“We have had offers from other folks who want to use that space,” he said.

Nationwide, overall demand in the commercial real estate sector has slowed due to rising inflation, geopolitical events and consumer spending cutbacks, according to an October 2022 commercial real estate report by the National Association of Realtors.

However, “net absorption” of leased space increased 22% to more than 23.3 million square feet in the third quarter, compared with the second quarter of 2021, according to the report. Net absorption refers to the change in leased space by tenants. Lease prices typically increase in markets with positive net absorption.

In Spokane, demand for retail commercial space is lower than other markets in the nation, according to the Realtors association.

The national vacancy rate for retail spaces was 3.6% in the third quarter.

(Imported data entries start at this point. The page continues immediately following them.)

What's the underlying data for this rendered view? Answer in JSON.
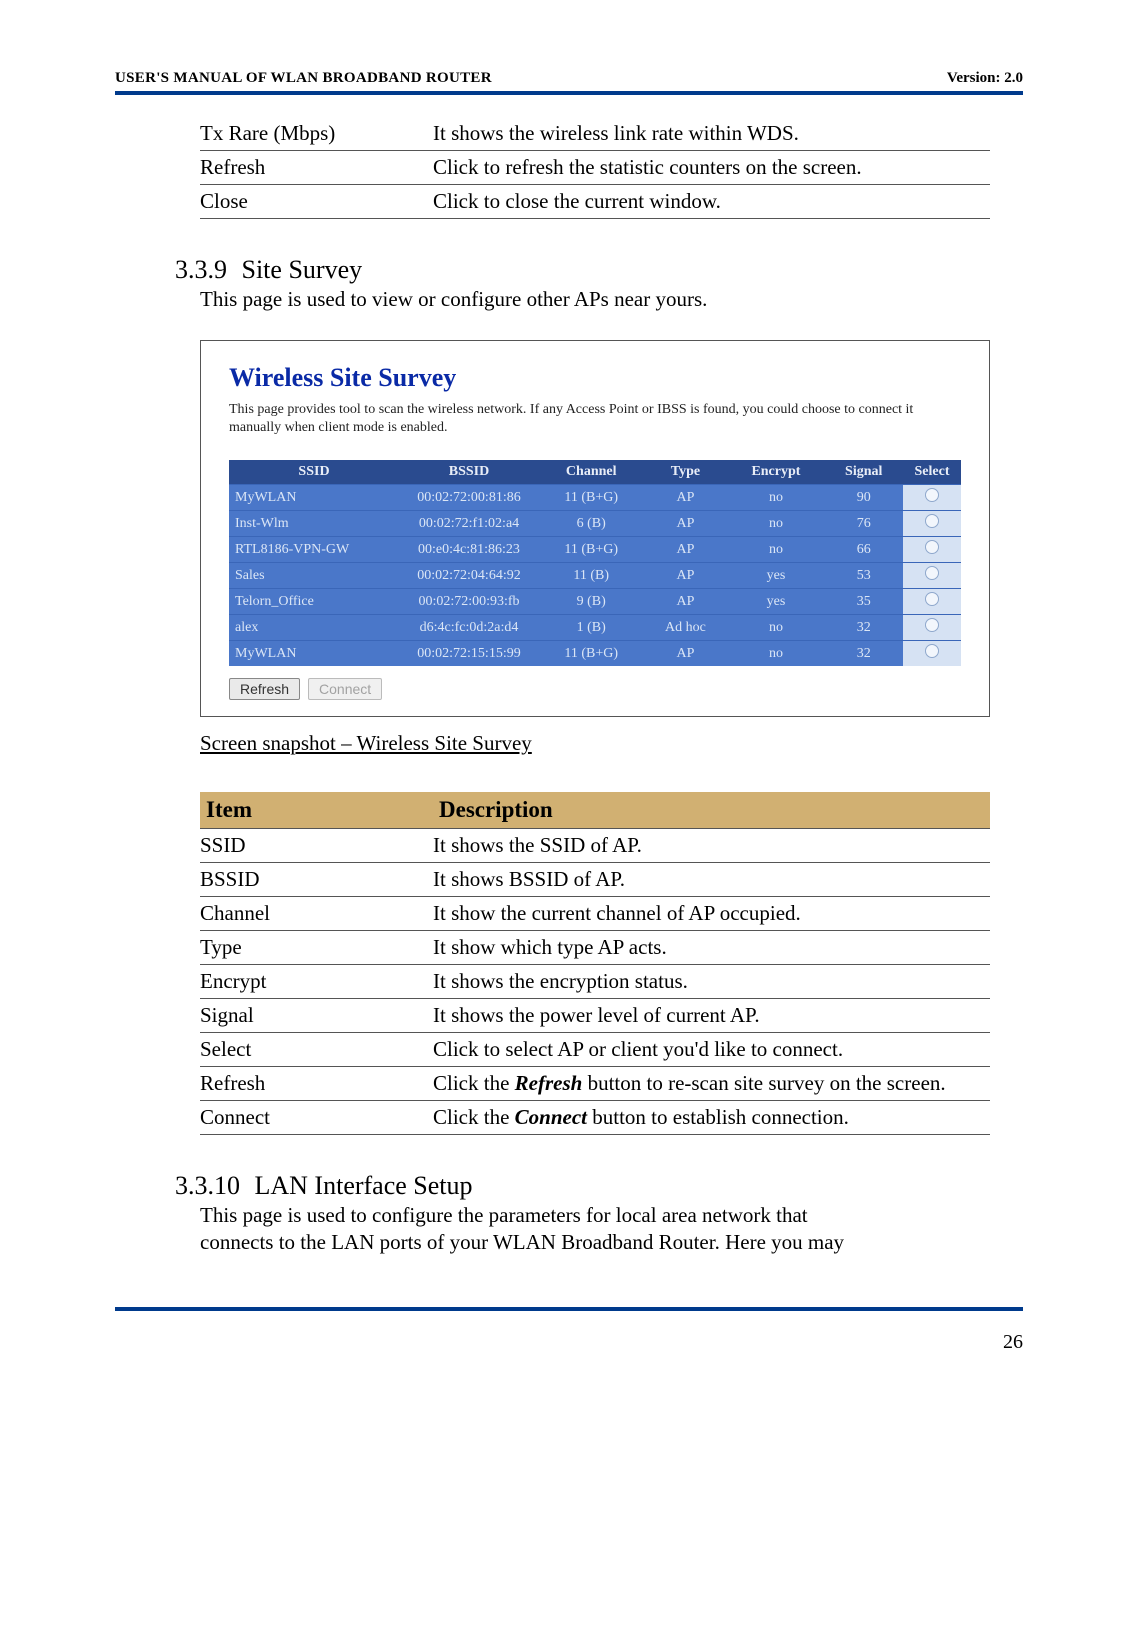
{
  "header": {
    "left": "USER'S MANUAL OF WLAN BROADBAND ROUTER",
    "right": "Version: 2.0"
  },
  "top_rows": [
    {
      "item": "Tx Rare (Mbps)",
      "desc": "It shows the wireless link rate within WDS."
    },
    {
      "item": "Refresh",
      "desc": "Click to refresh the statistic counters on the screen."
    },
    {
      "item": "Close",
      "desc": "Click to close the current window."
    }
  ],
  "section339": {
    "number": "3.3.9",
    "title": "Site Survey",
    "intro": "This page is used to view or configure other APs near yours."
  },
  "figure": {
    "title": "Wireless Site Survey",
    "desc": "This page provides tool to scan the wireless network. If any Access Point or IBSS is found, you could choose to connect it manually when client mode is enabled.",
    "headers": [
      "SSID",
      "BSSID",
      "Channel",
      "Type",
      "Encrypt",
      "Signal",
      "Select"
    ],
    "rows": [
      {
        "ssid": "MyWLAN",
        "bssid": "00:02:72:00:81:86",
        "channel": "11 (B+G)",
        "type": "AP",
        "encrypt": "no",
        "signal": "90"
      },
      {
        "ssid": "Inst-Wlm",
        "bssid": "00:02:72:f1:02:a4",
        "channel": "6 (B)",
        "type": "AP",
        "encrypt": "no",
        "signal": "76"
      },
      {
        "ssid": "RTL8186-VPN-GW",
        "bssid": "00:e0:4c:81:86:23",
        "channel": "11 (B+G)",
        "type": "AP",
        "encrypt": "no",
        "signal": "66"
      },
      {
        "ssid": "Sales",
        "bssid": "00:02:72:04:64:92",
        "channel": "11 (B)",
        "type": "AP",
        "encrypt": "yes",
        "signal": "53"
      },
      {
        "ssid": "Telorn_Office",
        "bssid": "00:02:72:00:93:fb",
        "channel": "9 (B)",
        "type": "AP",
        "encrypt": "yes",
        "signal": "35"
      },
      {
        "ssid": "alex",
        "bssid": "d6:4c:fc:0d:2a:d4",
        "channel": "1 (B)",
        "type": "Ad hoc",
        "encrypt": "no",
        "signal": "32"
      },
      {
        "ssid": "MyWLAN",
        "bssid": "00:02:72:15:15:99",
        "channel": "11 (B+G)",
        "type": "AP",
        "encrypt": "no",
        "signal": "32"
      }
    ],
    "btn_refresh": "Refresh",
    "btn_connect": "Connect"
  },
  "caption": "Screen snapshot – Wireless Site Survey",
  "desc_header": {
    "c1": "Item",
    "c2": "Description"
  },
  "desc_rows": [
    {
      "item": "SSID",
      "desc": "It shows the SSID of AP."
    },
    {
      "item": "BSSID",
      "desc": "It shows BSSID of AP."
    },
    {
      "item": "Channel",
      "desc": "It show the current channel of AP occupied."
    },
    {
      "item": "Type",
      "desc": "It show which type AP acts."
    },
    {
      "item": "Encrypt",
      "desc": "It shows the encryption status."
    },
    {
      "item": "Signal",
      "desc": "It shows the power level of current AP."
    },
    {
      "item": "Select",
      "desc": "Click to select AP or client you'd like to connect."
    },
    {
      "item": "Refresh",
      "desc_pre": "Click the ",
      "bold": "Refresh",
      "desc_post": " button to re-scan site survey on the screen."
    },
    {
      "item": "Connect",
      "desc_pre": "Click the ",
      "bold": "Connect",
      "desc_post": " button to establish connection."
    }
  ],
  "section3310": {
    "number": "3.3.10",
    "title": "LAN Interface Setup",
    "para1": "This page is used to configure the parameters for local area network that",
    "para2": "connects to the LAN ports of your WLAN Broadband Router. Here you may"
  },
  "page_number": "26"
}
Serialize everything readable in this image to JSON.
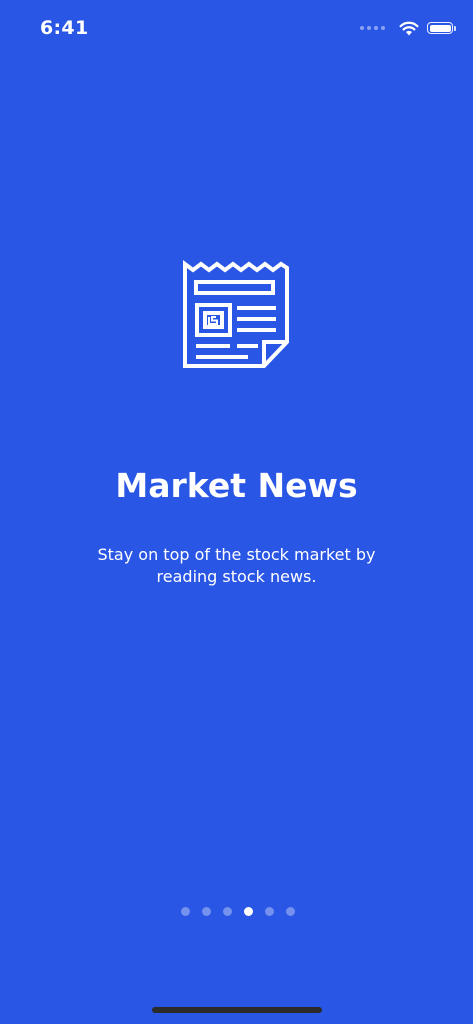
{
  "status_bar": {
    "time": "6:41",
    "icons": [
      "cellular-signal-icon",
      "wifi-icon",
      "battery-icon"
    ]
  },
  "onboarding": {
    "icon": "newspaper-icon",
    "title": "Market News",
    "description": "Stay on top of the stock market by reading stock news."
  },
  "pagination": {
    "total_pages": 6,
    "current_page": 4
  },
  "colors": {
    "background": "#2a56e5",
    "text": "#ffffff",
    "inactive_dot": "rgba(255,255,255,0.35)",
    "home_indicator": "#2b2b2b"
  }
}
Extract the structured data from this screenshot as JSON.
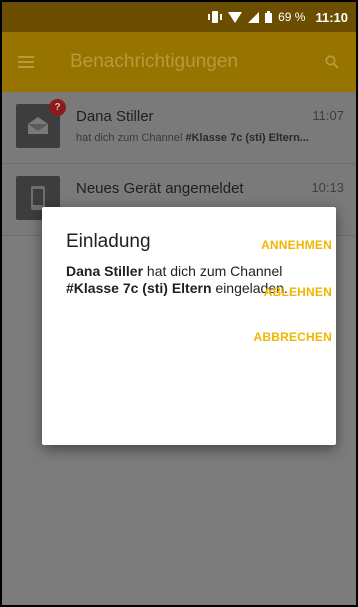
{
  "status_bar": {
    "battery": "69 %",
    "time": "11:10"
  },
  "app_bar": {
    "title": "Benachrichtigungen",
    "menu_icon": "hamburger-menu-icon",
    "search_icon": "search-icon"
  },
  "notifications": [
    {
      "title": "Dana Stiller",
      "time": "11:07",
      "subtitle_prefix": "hat dich zum Channel ",
      "subtitle_bold": "#Klasse 7c (sti) Eltern...",
      "badge": "?",
      "icon": "envelope-icon"
    },
    {
      "title": "Neues Gerät angemeldet",
      "time": "10:13",
      "icon": "phone-device-icon"
    }
  ],
  "dialog": {
    "title": "Einladung",
    "sender": "Dana Stiller",
    "text_1": " hat dich zum Channel ",
    "channel": "#Klasse 7c (sti) Eltern",
    "text_2": " eingeladen.",
    "accept_label": "ANNEHMEN",
    "decline_label": "ABLEHNEN",
    "cancel_label": "ABBRECHEN"
  },
  "colors": {
    "accent": "#f1b600",
    "app_bar_dimmed": "#977300",
    "status_bar_dimmed": "#6b4e00"
  }
}
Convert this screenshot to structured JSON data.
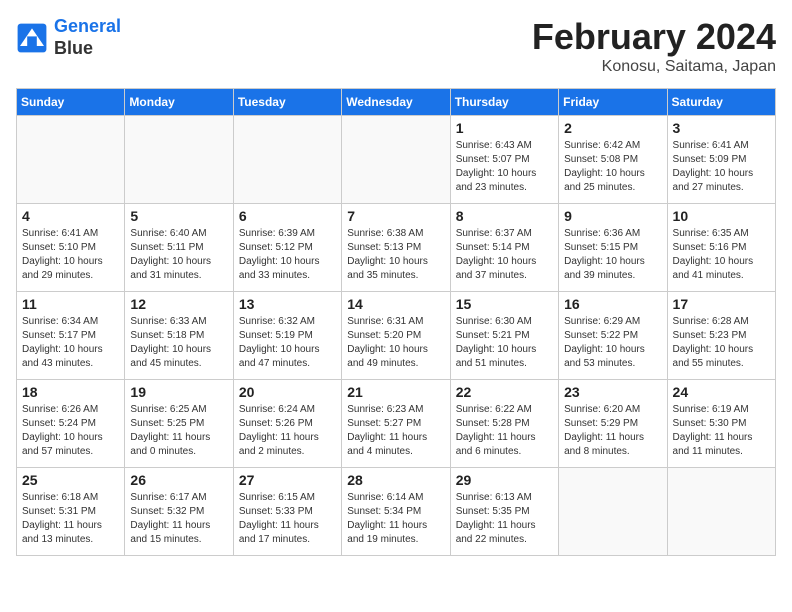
{
  "logo": {
    "line1": "General",
    "line2": "Blue"
  },
  "title": "February 2024",
  "location": "Konosu, Saitama, Japan",
  "days_of_week": [
    "Sunday",
    "Monday",
    "Tuesday",
    "Wednesday",
    "Thursday",
    "Friday",
    "Saturday"
  ],
  "weeks": [
    [
      {
        "day": "",
        "info": ""
      },
      {
        "day": "",
        "info": ""
      },
      {
        "day": "",
        "info": ""
      },
      {
        "day": "",
        "info": ""
      },
      {
        "day": "1",
        "info": "Sunrise: 6:43 AM\nSunset: 5:07 PM\nDaylight: 10 hours\nand 23 minutes."
      },
      {
        "day": "2",
        "info": "Sunrise: 6:42 AM\nSunset: 5:08 PM\nDaylight: 10 hours\nand 25 minutes."
      },
      {
        "day": "3",
        "info": "Sunrise: 6:41 AM\nSunset: 5:09 PM\nDaylight: 10 hours\nand 27 minutes."
      }
    ],
    [
      {
        "day": "4",
        "info": "Sunrise: 6:41 AM\nSunset: 5:10 PM\nDaylight: 10 hours\nand 29 minutes."
      },
      {
        "day": "5",
        "info": "Sunrise: 6:40 AM\nSunset: 5:11 PM\nDaylight: 10 hours\nand 31 minutes."
      },
      {
        "day": "6",
        "info": "Sunrise: 6:39 AM\nSunset: 5:12 PM\nDaylight: 10 hours\nand 33 minutes."
      },
      {
        "day": "7",
        "info": "Sunrise: 6:38 AM\nSunset: 5:13 PM\nDaylight: 10 hours\nand 35 minutes."
      },
      {
        "day": "8",
        "info": "Sunrise: 6:37 AM\nSunset: 5:14 PM\nDaylight: 10 hours\nand 37 minutes."
      },
      {
        "day": "9",
        "info": "Sunrise: 6:36 AM\nSunset: 5:15 PM\nDaylight: 10 hours\nand 39 minutes."
      },
      {
        "day": "10",
        "info": "Sunrise: 6:35 AM\nSunset: 5:16 PM\nDaylight: 10 hours\nand 41 minutes."
      }
    ],
    [
      {
        "day": "11",
        "info": "Sunrise: 6:34 AM\nSunset: 5:17 PM\nDaylight: 10 hours\nand 43 minutes."
      },
      {
        "day": "12",
        "info": "Sunrise: 6:33 AM\nSunset: 5:18 PM\nDaylight: 10 hours\nand 45 minutes."
      },
      {
        "day": "13",
        "info": "Sunrise: 6:32 AM\nSunset: 5:19 PM\nDaylight: 10 hours\nand 47 minutes."
      },
      {
        "day": "14",
        "info": "Sunrise: 6:31 AM\nSunset: 5:20 PM\nDaylight: 10 hours\nand 49 minutes."
      },
      {
        "day": "15",
        "info": "Sunrise: 6:30 AM\nSunset: 5:21 PM\nDaylight: 10 hours\nand 51 minutes."
      },
      {
        "day": "16",
        "info": "Sunrise: 6:29 AM\nSunset: 5:22 PM\nDaylight: 10 hours\nand 53 minutes."
      },
      {
        "day": "17",
        "info": "Sunrise: 6:28 AM\nSunset: 5:23 PM\nDaylight: 10 hours\nand 55 minutes."
      }
    ],
    [
      {
        "day": "18",
        "info": "Sunrise: 6:26 AM\nSunset: 5:24 PM\nDaylight: 10 hours\nand 57 minutes."
      },
      {
        "day": "19",
        "info": "Sunrise: 6:25 AM\nSunset: 5:25 PM\nDaylight: 11 hours\nand 0 minutes."
      },
      {
        "day": "20",
        "info": "Sunrise: 6:24 AM\nSunset: 5:26 PM\nDaylight: 11 hours\nand 2 minutes."
      },
      {
        "day": "21",
        "info": "Sunrise: 6:23 AM\nSunset: 5:27 PM\nDaylight: 11 hours\nand 4 minutes."
      },
      {
        "day": "22",
        "info": "Sunrise: 6:22 AM\nSunset: 5:28 PM\nDaylight: 11 hours\nand 6 minutes."
      },
      {
        "day": "23",
        "info": "Sunrise: 6:20 AM\nSunset: 5:29 PM\nDaylight: 11 hours\nand 8 minutes."
      },
      {
        "day": "24",
        "info": "Sunrise: 6:19 AM\nSunset: 5:30 PM\nDaylight: 11 hours\nand 11 minutes."
      }
    ],
    [
      {
        "day": "25",
        "info": "Sunrise: 6:18 AM\nSunset: 5:31 PM\nDaylight: 11 hours\nand 13 minutes."
      },
      {
        "day": "26",
        "info": "Sunrise: 6:17 AM\nSunset: 5:32 PM\nDaylight: 11 hours\nand 15 minutes."
      },
      {
        "day": "27",
        "info": "Sunrise: 6:15 AM\nSunset: 5:33 PM\nDaylight: 11 hours\nand 17 minutes."
      },
      {
        "day": "28",
        "info": "Sunrise: 6:14 AM\nSunset: 5:34 PM\nDaylight: 11 hours\nand 19 minutes."
      },
      {
        "day": "29",
        "info": "Sunrise: 6:13 AM\nSunset: 5:35 PM\nDaylight: 11 hours\nand 22 minutes."
      },
      {
        "day": "",
        "info": ""
      },
      {
        "day": "",
        "info": ""
      }
    ]
  ]
}
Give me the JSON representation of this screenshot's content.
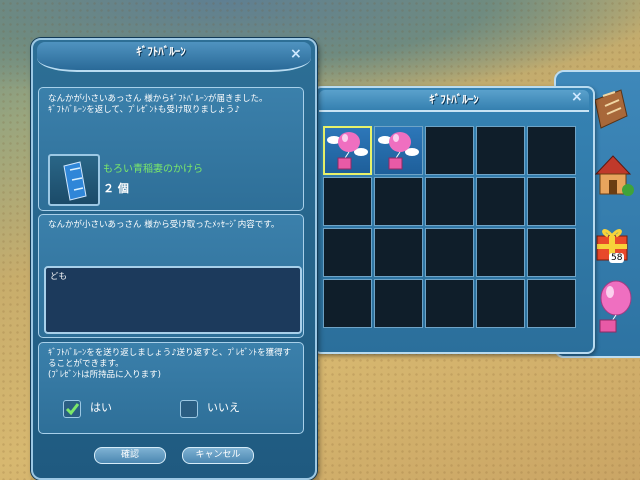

The Spokane area’s retail vacancy rate dropped slightly to 3.9% in the third quarter compared with 4% in the third quarter of 2021.

Spokane’s average retail market rent was $15 per square foot in the third quarter, while the national average retail market rent was $24 per square foot, according to the association’s statistics.

S-R reporter Amy Edelen contributed to this article.

The Spokesman-Review Newspaper

Local journalism is essential.

Give directly to The Spokesman-Review's Northwest Passages community forums series -- which helps to offset the costs of several reporter and editor positions at the newspaper -- by using the easy options below. Gifts processed in this system are not tax deductible, but are predominately used to help meet the local financial requirements needed to receive national matching-grant funds.

Active Person

Subscribe now to get breaking news alerts in your email inbox

Get breaking news delivered to your inbox as it happens.